For any nitro compounds, such as CL-20 or RDX, the most important step is to separate the end product from the reagents or avoid the explosions of intermediate compounds in between the reaction steps. This is where knowledge on chemistry helps. Many nitro compounds are sensitive to shock, air, pressure, concentration, temp, etc.

So please make sure whether headlines make sense with respect to topics.

Nair

VJ said...

Please correct your title, its not reverse engineered but an explosive developed through inverse technology. Both are two totally different processes. In future, please do mind posting things like this correctly.

Broadsword said...

Much indignation being posted about the "reverse-engineering" versus "inverse technology".

Can someone post in simple, clear and short... what exactly is the difference.

Much obliged in advance!

Ravi Khanna said...

@ Ajay Shukla : u r very late for puting blogs news .... Why dont u update yourself and get recent news...

Anonymous said...

I sincerely hope this news is true, but every source on the web says CL-20 is 15% - 20% more powerful than HMX - not 15x times more powerful.

Maybe the guys who typed out the despatch gut it wrong.

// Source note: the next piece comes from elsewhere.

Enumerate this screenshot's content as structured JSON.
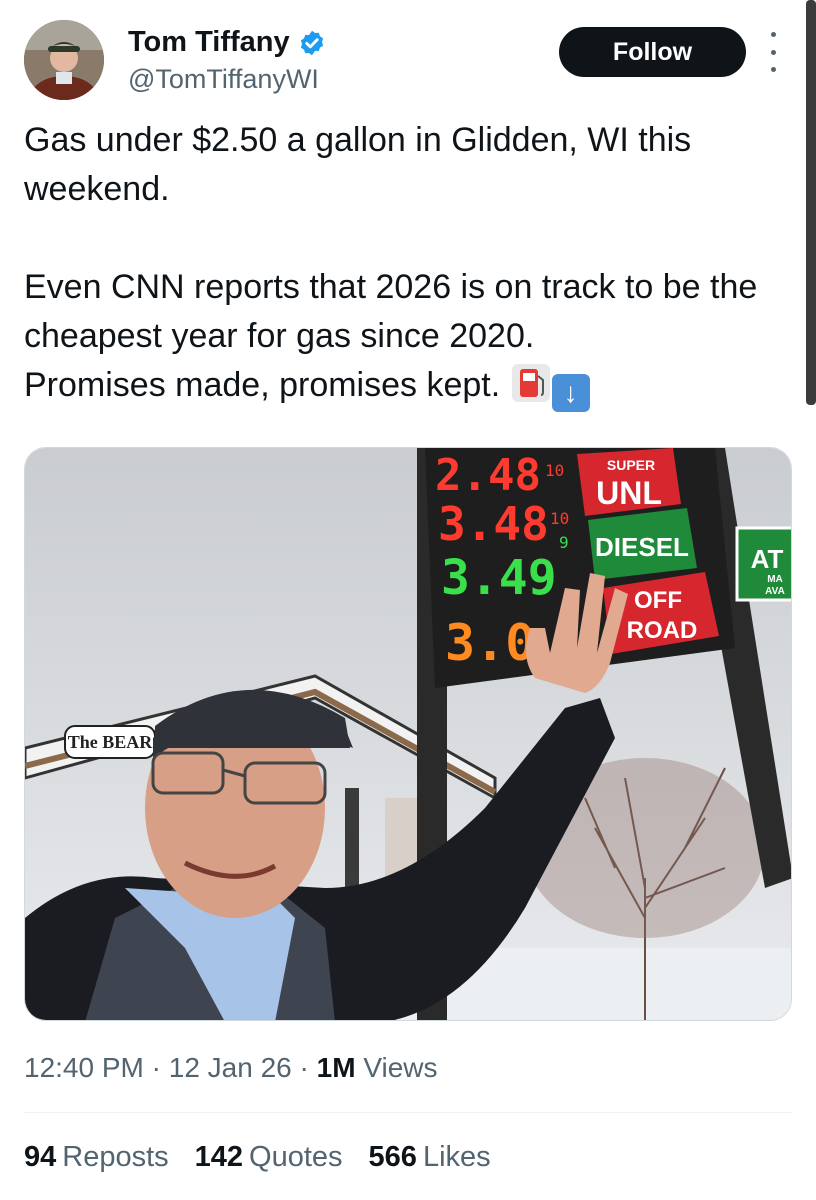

Colonel Shukla, please can you check through your sources?